Herbert Hassell at Harmon Field
Y’all know that swimming pool up on the West Side, at Harmon Field, near the corner of Fishburne and President Streets? When do you think it was built? 1960s? 50s? How about 1933? Indeed, a December 6, 1933 article in the Evening Post described the pool as “the colored pool at Harmon Field”--this was the era of Jim Crow and the segregated South, after all. It featured water depths of 3-8 feet and was smaller than the George Burges pool at 105 x 45 feet. It was named after the grandson of a city policeman who was at Pearl Harbor during Japan’s surprise attack in 1941. A short time later, after seeing action at Guadalcanal, he was declared missing and then dead. He was the first black Charlestonian killed during the war. The pool has undergone extensive renovations over the years, the most recent of which included the construction of a new pool house. The award-winning building was moved to the west side of the pool to block the intense afternoon sun; now the pool can be seen from Fishburne Street.
- Martin Luther King Pool at Martin Park, 1988, Evening Post
MLK Pool at Martin Park
Some forty years after initially proposed, the municipal pool at Lee and Hanover Streets was completed and opened in June, 1974. While the Burges Pool was still used upon request from private groups for instructional purposes, the new one at Martin Park was expected to accommodate swimmers who formerly used the old pool on George Street. At 50 meters, the pool was designed to meet the needs of competitive teams and swimmers, and is still used for that purpose today. It is now covered during the winter to allow year-round use. Do y’all remember coming over from Mt. Pleasant and seeing this cool oasis from the old bridge?
In addition to the two public pools downtown, there are options available in the surrounding areas. Check out the aquatics program in Charleston and if you’re really feeling adventurous, the County has three different water parks: Whirlin Waters at Wannamaker County Park in North Charleston, Splash Island at Palmetto Islands County Park in Mt. Pleasant, and Splash Zone at James Island County Park. Y’all go get your cool on!
Looking for your own dipping spot?
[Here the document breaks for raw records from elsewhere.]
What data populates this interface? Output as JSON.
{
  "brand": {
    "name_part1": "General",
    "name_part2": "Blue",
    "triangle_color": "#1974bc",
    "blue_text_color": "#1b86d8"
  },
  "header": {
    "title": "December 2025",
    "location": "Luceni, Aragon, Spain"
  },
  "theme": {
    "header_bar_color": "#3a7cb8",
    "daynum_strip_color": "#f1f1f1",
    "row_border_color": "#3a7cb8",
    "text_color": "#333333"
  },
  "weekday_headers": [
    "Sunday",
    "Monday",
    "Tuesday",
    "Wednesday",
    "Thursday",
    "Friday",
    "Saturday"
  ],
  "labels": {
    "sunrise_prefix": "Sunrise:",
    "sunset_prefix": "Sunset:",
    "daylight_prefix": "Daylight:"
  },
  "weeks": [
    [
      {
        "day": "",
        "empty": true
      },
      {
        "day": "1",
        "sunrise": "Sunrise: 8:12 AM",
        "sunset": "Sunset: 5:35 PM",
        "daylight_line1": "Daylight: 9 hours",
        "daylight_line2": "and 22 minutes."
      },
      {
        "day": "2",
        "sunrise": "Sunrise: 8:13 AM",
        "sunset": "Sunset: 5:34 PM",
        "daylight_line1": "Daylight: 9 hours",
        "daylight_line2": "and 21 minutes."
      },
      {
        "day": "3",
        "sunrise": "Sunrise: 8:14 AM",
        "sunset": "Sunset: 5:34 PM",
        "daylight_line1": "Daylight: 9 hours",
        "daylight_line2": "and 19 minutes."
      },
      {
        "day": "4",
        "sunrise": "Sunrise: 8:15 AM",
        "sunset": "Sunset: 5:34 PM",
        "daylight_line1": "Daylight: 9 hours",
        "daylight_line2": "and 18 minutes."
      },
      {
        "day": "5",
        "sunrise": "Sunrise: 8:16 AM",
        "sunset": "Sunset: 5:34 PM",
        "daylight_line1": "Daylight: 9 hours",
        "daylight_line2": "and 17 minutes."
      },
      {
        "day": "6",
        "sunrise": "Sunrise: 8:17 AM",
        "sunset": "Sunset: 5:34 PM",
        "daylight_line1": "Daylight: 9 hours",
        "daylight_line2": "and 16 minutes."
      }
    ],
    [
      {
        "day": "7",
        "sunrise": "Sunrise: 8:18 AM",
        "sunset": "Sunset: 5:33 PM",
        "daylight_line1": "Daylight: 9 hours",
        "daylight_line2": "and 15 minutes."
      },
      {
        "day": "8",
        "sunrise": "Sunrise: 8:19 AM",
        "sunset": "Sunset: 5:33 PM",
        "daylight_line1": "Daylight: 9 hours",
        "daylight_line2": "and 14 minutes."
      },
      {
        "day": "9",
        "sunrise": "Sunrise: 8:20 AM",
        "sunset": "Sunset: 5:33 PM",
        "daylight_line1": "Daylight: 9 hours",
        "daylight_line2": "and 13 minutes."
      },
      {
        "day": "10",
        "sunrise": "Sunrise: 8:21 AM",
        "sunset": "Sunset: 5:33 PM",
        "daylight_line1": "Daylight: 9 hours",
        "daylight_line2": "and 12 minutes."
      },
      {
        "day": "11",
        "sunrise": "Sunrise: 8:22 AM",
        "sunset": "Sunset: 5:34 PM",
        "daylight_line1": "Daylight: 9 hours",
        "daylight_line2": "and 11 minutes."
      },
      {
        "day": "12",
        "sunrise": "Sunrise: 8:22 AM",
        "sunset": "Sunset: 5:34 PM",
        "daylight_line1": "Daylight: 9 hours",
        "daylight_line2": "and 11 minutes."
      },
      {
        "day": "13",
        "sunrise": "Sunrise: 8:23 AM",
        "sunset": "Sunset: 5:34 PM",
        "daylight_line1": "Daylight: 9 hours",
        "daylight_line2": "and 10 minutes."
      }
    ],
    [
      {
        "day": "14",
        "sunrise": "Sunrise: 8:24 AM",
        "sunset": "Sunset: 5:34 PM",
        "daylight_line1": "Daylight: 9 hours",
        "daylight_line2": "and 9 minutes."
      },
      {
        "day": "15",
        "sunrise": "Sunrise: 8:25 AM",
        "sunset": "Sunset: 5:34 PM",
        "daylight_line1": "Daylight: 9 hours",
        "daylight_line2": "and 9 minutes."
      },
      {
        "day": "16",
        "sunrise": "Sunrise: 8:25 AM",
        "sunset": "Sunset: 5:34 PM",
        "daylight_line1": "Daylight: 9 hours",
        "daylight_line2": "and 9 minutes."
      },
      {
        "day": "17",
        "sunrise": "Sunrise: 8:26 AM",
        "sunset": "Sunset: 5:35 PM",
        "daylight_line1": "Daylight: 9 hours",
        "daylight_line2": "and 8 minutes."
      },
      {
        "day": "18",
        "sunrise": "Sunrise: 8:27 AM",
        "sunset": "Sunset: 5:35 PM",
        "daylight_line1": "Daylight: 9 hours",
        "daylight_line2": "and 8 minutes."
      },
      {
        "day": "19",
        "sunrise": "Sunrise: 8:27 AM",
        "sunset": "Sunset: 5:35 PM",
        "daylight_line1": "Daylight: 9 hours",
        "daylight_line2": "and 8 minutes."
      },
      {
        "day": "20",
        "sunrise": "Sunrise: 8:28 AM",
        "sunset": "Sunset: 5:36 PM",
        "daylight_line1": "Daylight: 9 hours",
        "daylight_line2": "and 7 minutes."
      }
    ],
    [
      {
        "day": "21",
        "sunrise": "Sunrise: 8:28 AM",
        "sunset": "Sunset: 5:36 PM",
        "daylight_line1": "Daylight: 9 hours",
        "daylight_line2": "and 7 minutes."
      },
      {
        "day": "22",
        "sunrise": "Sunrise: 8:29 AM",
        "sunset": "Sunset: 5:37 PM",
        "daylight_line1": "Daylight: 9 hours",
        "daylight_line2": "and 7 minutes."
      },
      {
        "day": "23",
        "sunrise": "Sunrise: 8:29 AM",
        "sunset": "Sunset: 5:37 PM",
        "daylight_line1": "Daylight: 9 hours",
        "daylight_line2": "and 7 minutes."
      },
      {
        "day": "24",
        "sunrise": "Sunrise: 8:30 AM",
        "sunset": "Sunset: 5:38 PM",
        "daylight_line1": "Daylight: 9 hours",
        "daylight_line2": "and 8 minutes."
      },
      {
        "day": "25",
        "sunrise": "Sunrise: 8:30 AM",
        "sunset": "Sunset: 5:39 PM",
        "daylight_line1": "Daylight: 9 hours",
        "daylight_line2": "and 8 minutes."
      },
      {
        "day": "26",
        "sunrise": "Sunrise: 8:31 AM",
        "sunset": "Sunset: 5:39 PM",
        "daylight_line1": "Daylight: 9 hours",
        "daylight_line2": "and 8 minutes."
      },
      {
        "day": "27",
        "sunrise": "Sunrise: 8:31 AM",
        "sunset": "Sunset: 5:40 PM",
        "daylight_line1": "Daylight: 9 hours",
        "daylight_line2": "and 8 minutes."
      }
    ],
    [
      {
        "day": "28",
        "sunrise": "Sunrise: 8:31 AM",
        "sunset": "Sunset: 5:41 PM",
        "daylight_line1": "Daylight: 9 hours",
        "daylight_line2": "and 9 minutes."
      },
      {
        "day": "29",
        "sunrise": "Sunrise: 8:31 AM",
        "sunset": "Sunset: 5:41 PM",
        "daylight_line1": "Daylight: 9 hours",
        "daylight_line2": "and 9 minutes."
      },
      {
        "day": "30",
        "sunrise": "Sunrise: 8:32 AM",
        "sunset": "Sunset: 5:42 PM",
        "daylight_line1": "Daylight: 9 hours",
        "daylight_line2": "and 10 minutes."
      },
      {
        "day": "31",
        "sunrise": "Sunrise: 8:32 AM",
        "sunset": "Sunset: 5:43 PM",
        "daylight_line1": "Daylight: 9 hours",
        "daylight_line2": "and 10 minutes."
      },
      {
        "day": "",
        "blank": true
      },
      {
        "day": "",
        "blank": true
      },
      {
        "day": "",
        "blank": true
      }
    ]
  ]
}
Lois has a couple of beautiful homes for sale with swimming pools, and she’d love you to come check them out and maybe dip a toe. Click below for full listing information and give her a call at 843-270-2797.